A fine tomesode-type silk garment depicts birds perched in branches. The black background mists into a gradation so fine it looks airbrushed onto the fabric. An exquisite amber obi dome pin under glass reflects art nouveau's influence.

A silk crepe haori (jacket) has a rich orange-gold ground with a spray of umber peacock feathers, splashing asymmetrically across the body. Art deco asserts itself discreetly into two robes: white birds hover around slender white branches on the indigo background of a full-length kimono. On another, celestial swirls of raspberry and gold randomly pattern.

The arms-akimbo displays reveal the full designs on these pieces. The patterns become all the more complex when they're wrapped and tied onto the body. Japanese painters of old depicted those visually clashing folds of design in intriguing ways.

Marking the centennial of Japan's friendship gift of cherry blossom trees to Washington D.C., the Norton Simon Museum will unveil a show of Japanese woodblock prints.

Assistant curator Melody Rod-ari spoke about it recently: “These prints are from the end of the 17th century to the beginning of the 18th century. The Japanese economy was good and a burgeoning middle class had more time to enjoy the pleasures of life. Publishers thought that landscape scenes would sell, so they commissioned artists to depict them.”

“Prints required four people,” she continues. “A publisher, an artist, a woodblock cutter and a printer. For every color on a print, a separate block had to be cut. Some required as many as 20 blocks.”

The perfect registration of colors on Japanese prints is a marvel of craft, making the April 20 opening something to watch for.

KIRK SILSBEE writes about jazz and culture for Marquee.
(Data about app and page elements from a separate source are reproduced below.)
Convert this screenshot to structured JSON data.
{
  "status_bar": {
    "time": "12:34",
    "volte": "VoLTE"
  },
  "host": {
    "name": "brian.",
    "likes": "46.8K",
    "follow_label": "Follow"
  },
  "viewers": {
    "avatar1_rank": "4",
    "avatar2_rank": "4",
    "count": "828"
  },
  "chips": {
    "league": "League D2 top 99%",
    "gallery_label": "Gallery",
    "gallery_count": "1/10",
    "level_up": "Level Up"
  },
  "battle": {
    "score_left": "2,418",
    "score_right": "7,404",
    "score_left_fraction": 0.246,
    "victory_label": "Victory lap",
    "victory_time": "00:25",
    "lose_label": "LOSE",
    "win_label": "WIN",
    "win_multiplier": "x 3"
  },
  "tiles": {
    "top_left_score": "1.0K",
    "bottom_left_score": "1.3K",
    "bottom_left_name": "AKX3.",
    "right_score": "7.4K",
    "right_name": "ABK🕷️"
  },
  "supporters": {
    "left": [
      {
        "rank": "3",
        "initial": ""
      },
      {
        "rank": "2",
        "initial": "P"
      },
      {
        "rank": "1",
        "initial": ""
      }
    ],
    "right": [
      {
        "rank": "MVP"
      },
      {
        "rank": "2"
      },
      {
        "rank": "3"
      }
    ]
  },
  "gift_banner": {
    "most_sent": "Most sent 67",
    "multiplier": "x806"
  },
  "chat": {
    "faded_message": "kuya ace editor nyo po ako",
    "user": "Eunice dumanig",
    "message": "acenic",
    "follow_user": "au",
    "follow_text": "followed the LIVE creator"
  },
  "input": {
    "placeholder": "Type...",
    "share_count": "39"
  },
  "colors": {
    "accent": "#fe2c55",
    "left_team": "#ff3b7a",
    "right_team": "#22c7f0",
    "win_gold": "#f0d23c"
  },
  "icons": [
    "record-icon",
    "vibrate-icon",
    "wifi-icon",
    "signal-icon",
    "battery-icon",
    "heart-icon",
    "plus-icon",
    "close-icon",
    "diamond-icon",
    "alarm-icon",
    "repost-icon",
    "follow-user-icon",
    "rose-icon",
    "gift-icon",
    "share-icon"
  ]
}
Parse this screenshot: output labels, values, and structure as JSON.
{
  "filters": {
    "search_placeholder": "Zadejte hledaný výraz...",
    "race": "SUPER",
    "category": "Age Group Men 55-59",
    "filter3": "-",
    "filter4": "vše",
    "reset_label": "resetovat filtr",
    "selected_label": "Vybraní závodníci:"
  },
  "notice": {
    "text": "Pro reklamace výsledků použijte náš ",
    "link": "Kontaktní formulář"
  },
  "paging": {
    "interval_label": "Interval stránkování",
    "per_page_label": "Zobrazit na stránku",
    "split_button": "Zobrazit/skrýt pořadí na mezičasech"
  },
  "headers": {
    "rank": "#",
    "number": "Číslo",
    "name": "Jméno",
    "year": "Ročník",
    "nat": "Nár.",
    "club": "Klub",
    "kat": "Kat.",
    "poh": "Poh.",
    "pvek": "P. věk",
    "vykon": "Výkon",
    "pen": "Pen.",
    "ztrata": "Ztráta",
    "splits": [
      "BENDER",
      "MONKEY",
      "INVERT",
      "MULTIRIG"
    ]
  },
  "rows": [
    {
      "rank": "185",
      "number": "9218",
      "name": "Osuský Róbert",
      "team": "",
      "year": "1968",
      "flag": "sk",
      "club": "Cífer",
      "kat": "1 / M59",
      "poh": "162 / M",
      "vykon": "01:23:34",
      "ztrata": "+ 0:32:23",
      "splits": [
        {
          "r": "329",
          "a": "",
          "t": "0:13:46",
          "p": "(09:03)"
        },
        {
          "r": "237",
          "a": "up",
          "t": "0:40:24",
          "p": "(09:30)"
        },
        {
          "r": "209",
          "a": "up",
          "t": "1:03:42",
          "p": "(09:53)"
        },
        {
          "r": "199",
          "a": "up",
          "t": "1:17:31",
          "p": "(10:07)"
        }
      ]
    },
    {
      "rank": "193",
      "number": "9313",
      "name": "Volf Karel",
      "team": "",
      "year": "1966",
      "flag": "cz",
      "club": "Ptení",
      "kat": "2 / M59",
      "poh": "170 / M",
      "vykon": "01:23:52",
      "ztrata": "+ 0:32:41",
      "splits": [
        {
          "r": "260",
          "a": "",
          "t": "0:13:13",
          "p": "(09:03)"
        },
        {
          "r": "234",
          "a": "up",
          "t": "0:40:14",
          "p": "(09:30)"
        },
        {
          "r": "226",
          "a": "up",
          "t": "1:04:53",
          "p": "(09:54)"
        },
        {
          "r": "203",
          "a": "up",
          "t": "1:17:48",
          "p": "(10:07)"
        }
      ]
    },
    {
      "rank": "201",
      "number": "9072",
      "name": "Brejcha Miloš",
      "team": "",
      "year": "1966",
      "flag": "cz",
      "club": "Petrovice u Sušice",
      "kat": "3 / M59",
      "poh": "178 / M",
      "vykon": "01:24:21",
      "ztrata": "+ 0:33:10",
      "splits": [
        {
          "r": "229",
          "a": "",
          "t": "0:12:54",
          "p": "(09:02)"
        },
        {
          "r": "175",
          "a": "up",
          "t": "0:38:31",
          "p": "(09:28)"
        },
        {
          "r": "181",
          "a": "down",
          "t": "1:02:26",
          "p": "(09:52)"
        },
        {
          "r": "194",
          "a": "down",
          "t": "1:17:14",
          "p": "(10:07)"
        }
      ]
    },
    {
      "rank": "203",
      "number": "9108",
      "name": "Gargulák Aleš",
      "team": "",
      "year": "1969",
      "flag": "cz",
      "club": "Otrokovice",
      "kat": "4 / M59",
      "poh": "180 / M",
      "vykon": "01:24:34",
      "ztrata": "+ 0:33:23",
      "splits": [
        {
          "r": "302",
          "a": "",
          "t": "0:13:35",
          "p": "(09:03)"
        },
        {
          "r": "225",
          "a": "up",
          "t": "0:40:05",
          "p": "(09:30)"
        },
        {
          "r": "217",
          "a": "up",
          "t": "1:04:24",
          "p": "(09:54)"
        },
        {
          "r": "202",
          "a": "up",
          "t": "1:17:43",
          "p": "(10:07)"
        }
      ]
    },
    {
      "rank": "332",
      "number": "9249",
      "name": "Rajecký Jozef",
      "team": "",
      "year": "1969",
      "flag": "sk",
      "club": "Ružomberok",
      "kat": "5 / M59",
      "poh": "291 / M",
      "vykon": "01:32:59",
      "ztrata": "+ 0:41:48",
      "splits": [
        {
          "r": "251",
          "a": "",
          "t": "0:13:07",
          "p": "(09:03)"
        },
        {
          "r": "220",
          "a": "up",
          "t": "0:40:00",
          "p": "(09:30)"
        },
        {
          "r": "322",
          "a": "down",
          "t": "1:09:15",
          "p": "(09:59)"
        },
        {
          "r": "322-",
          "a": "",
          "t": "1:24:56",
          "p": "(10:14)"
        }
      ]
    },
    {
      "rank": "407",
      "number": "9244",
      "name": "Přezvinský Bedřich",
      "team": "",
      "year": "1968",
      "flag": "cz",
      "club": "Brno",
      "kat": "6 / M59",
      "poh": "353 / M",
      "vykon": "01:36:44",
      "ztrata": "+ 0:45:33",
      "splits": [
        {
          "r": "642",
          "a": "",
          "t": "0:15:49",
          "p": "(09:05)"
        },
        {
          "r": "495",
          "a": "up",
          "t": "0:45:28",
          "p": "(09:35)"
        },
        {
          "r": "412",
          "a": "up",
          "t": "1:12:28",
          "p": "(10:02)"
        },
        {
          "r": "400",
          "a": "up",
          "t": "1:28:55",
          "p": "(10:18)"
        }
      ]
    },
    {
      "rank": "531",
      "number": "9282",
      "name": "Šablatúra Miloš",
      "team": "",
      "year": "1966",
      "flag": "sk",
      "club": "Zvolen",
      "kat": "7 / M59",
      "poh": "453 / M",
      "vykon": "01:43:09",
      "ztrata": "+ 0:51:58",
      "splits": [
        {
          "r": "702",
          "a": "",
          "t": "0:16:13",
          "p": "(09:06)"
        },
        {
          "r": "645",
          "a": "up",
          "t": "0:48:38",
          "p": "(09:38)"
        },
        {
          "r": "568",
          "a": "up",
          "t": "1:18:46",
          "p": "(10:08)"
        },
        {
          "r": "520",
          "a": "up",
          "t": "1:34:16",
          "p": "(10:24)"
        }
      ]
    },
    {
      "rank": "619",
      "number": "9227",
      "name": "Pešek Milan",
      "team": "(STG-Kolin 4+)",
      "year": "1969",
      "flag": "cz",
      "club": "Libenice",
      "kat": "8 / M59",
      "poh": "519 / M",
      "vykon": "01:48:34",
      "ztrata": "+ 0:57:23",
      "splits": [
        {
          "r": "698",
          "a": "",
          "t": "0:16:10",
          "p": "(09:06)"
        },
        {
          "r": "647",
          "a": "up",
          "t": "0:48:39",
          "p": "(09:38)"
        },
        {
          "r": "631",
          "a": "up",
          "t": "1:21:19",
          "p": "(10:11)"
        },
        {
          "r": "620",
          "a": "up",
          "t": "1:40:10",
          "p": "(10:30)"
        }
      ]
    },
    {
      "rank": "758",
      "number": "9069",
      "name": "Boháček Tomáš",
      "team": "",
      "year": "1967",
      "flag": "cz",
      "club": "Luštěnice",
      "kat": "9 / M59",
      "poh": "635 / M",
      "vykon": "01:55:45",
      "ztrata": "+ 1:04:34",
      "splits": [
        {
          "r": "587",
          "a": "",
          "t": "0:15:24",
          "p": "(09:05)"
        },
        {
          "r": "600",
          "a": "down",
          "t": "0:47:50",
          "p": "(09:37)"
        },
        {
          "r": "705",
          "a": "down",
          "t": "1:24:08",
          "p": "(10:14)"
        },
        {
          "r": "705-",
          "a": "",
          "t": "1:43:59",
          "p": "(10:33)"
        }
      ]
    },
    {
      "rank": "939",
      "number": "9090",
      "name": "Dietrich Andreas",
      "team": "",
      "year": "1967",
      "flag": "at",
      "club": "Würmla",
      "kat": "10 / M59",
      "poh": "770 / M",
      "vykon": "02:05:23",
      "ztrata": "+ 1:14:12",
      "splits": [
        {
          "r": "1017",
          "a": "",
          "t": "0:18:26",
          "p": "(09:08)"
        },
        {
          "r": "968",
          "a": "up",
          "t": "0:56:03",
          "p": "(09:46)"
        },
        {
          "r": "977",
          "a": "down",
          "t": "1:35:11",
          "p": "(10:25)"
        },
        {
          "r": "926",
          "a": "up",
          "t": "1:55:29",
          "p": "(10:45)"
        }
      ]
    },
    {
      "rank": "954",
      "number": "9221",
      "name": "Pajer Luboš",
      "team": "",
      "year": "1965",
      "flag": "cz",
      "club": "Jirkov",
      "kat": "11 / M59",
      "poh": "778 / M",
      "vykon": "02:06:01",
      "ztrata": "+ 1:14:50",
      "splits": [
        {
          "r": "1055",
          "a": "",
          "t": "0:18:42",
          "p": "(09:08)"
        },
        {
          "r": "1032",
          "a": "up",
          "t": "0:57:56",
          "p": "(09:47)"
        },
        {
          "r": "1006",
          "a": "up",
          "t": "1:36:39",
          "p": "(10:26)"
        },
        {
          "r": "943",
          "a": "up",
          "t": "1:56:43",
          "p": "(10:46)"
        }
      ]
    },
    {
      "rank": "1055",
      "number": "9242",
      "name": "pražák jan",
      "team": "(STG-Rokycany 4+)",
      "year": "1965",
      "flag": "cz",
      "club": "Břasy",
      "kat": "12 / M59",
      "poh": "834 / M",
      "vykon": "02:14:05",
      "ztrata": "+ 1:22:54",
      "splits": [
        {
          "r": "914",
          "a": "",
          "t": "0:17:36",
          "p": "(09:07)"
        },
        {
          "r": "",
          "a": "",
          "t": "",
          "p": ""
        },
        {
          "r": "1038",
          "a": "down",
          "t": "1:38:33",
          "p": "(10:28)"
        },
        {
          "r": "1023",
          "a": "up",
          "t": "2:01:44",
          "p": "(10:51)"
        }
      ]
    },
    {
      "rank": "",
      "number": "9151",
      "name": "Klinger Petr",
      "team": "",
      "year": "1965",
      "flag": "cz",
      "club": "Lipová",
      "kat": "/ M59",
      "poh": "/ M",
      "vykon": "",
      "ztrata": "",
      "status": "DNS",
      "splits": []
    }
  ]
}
“Kimono in the 20th Century,” Pacific Asia Museum, 46 North Los Robles Avenue, Pasadena; through March 10, 2013. Open Wednesday through Sunday, 10 a.m. to 6 p.m. Info: (626) 449-2742,www.pacificasiamuseum.org.

http://www.glendalenewspress.com/entertainment/tn-gnp-0415-art-review-japanese-art-revival-restores-the-peace-at-pasadenas-pacific-asia-museum,0,7727086.story 

Wednesday, April 11, 2012

'Colorful Realm,' 18th Century Japanese Silk Paintings Make Rare U.S. Appearance



SUMMARY

In a rare U.S. visit, a collection of 30 Japanese bird-and-flower silk scroll paintings by Ito Jakuchu are on display at the National Gallery of Art, just in time for the National Cherry Blossom Festival in the nation's capital. Judy Woodruff reports on the display of the 18th century Japanese national treasures.

http://www.pbs.org/newshour/bb/entertainment/jan-june12/japanscrolls_04-09.html